US8675199Apr 28, 2010Mar 18, 2014Plc Diagnostics, Inc.Waveguide-based detection system with scanning light source
US8747751Jun 10, 2009Jun 10, 2014Plc Diagnostics, Inc.System and method for nucleic acids sequencing by phased synthesis
US20100320363 *Feb 19, 2009Dec 23, 2010Koninklijke Philips Electronics N.V.Optical sensor for measuring emission light from an analyte
US20110112769 *Feb 18, 2009May 12, 2011Sony Dadc Austria AgMethod for manufacturing an optical waveguide, optical waveguide, and sensor arrangement
CN100498395CNov 1, 2005Jun 10, 2009泰尔茂株式会社Light waveguide and fluorescent sensor using the light waveguide
CN101395463BSep 18, 2006May 25, 2011皇家飞利浦电子股份有限公司Luminescence sensor comprising at least two wire grids
CN101595380BOct 31, 2007Oct 24, 2012皇家飞利浦电子股份有限公司Biosensor using wire-grids for increasing cavity energy
EP2537010A1 *Feb 18, 2011Dec 26, 2012Pacific Biosciences Of California, Inc.Optics collection and detection system and method
WO2007034395A2Sep 18, 2006Mar 29, 2007Koninkl Philips Electronics NvLuminescence sensor comprising at least two wire grids
Classifications

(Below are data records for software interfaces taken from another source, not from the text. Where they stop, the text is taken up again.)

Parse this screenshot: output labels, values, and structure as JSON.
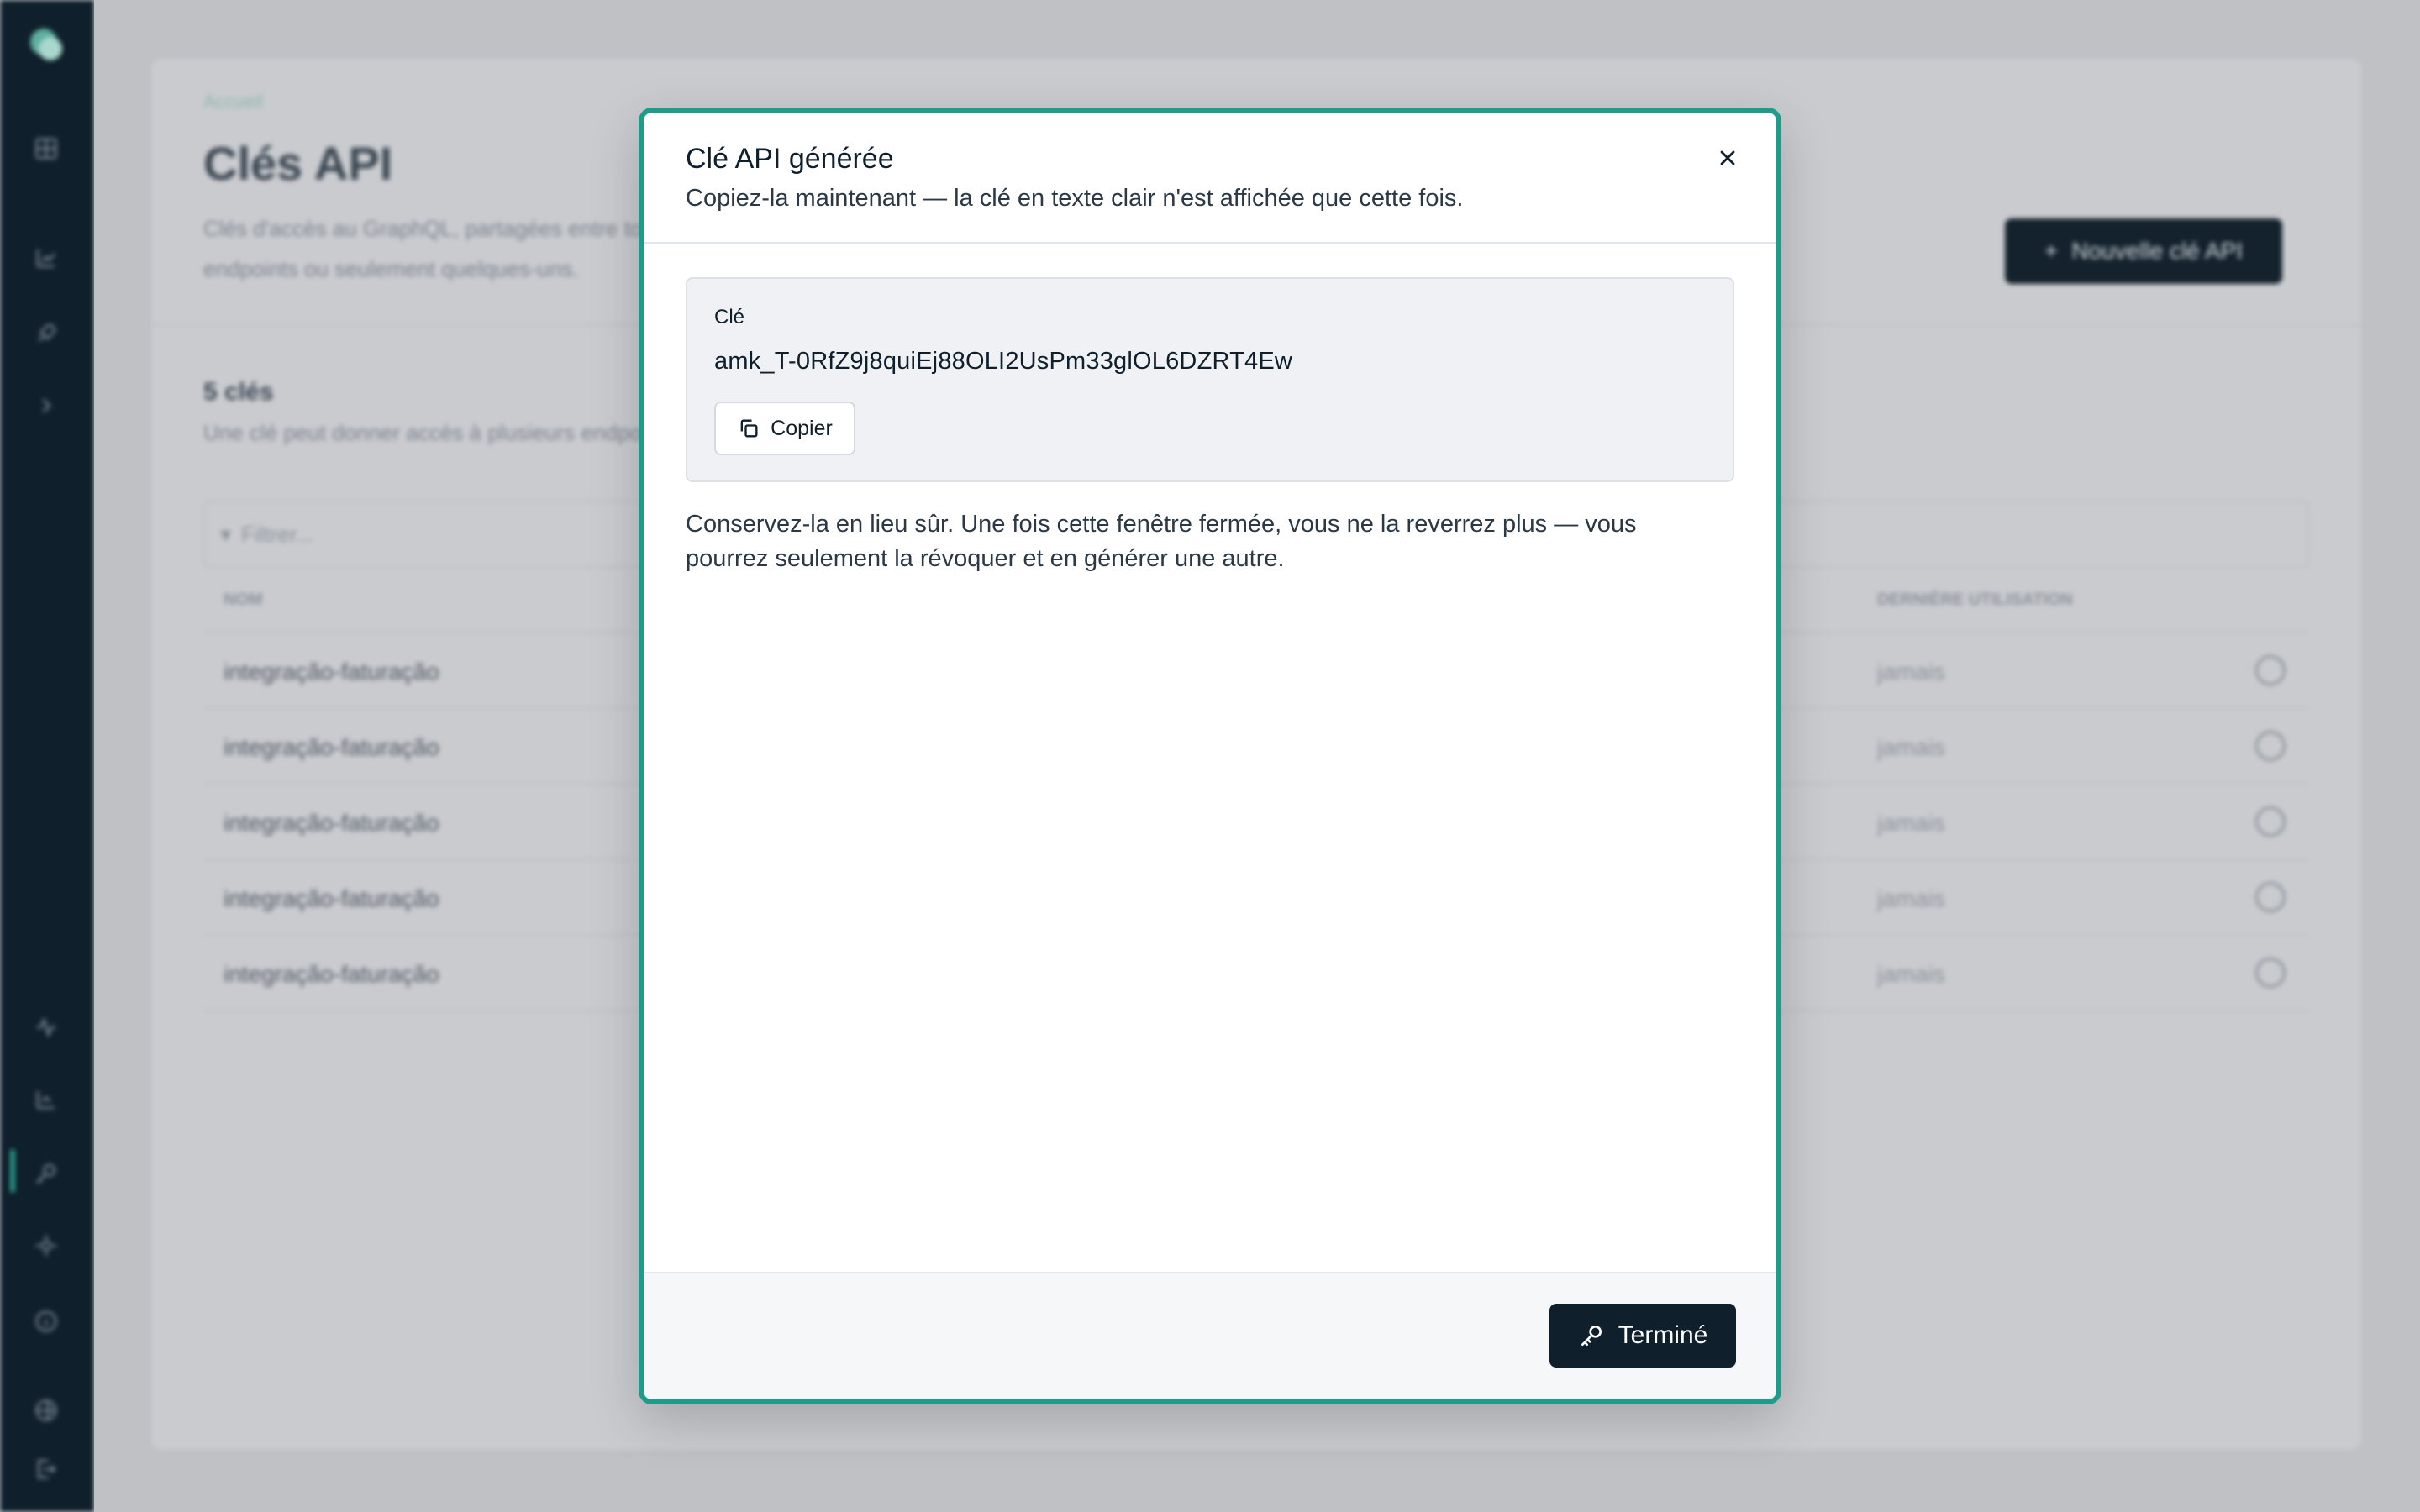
{
  "background": {
    "breadcrumb": "Accueil",
    "page_title": "Clés API",
    "page_description": "Clés d'accès au GraphQL, partagées entre tous les endpoints ou seulement quelques-uns.",
    "new_key_button": "Nouvelle clé API",
    "count_title": "5 clés",
    "count_subtitle": "Une clé peut donner accès à plusieurs endpoints.",
    "filter_placeholder": "Filtrer...",
    "columns": {
      "name": "NOM",
      "last_used": "DERNIÈRE UTILISATION"
    },
    "rows": [
      {
        "name": "integração-faturação",
        "last_used": "jamais"
      },
      {
        "name": "integração-faturação",
        "last_used": "jamais"
      },
      {
        "name": "integração-faturação",
        "last_used": "jamais"
      },
      {
        "name": "integração-faturação",
        "last_used": "jamais"
      },
      {
        "name": "integração-faturação",
        "last_used": "jamais"
      }
    ]
  },
  "sidebar": {
    "icons": [
      "logo-icon",
      "grid-icon",
      "chart-icon",
      "rocket-icon",
      "chevron-icon",
      "activity-icon",
      "analytics-icon",
      "key-icon",
      "settings-icon",
      "info-icon",
      "globe-icon",
      "logout-icon"
    ],
    "active_item": "key-icon"
  },
  "modal": {
    "title": "Clé API générée",
    "subtitle": "Copiez-la maintenant — la clé en texte clair n'est affichée que cette fois.",
    "key_label": "Clé",
    "key_value": "amk_T-0RfZ9j8quiEj88OLI2UsPm33glOL6DZRT4Ew",
    "copy_button": "Copier",
    "note": "Conservez-la en lieu sûr. Une fois cette fenêtre fermée, vous ne la reverrez plus — vous pourrez seulement la révoquer et en générer une autre.",
    "done_button": "Terminé"
  },
  "colors": {
    "accent": "#1e9b8b",
    "dark": "#0f1f2b",
    "overlay": "#bfc1c5"
  }
}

U.S. Classification250/214.00R, 385/12
International ClassificationG01N21/77, G01N21/64
Cooperative ClassificationG01N21/7743, G01N21/6428, G01N21/648
European ClassificationG01N21/64H, G01N21/64P8, G01N21/77B3A
Legal Events
DateCodeEventDescription
Jan 11, 2011FPExpired due to failure to pay maintenance fee
Effective date: 20101119
Nov 19, 2010LAPSLapse for failure to pay maintenance fees
Jun 28, 2010REMIMaintenance fee reminder mailed
May 11, 2006FPAYFee payment
Year of fee payment: 4
Apr 22, 2003CCCertificate of correction
Oct 27, 2000ASAssignment
Owner name: CSEM CENTRE SUISSE D ELECTRONIQUE ET DE MICROTECHN
Free format text: ASSIGNMENT OF ASSIGNORS INTEREST;ASSIGNORS:KUNZ, RINO E.;VOIRIN, GUY;ZELLER, PHILIPP N.;REEL/FRAME:011274/0763
Effective date: 20001013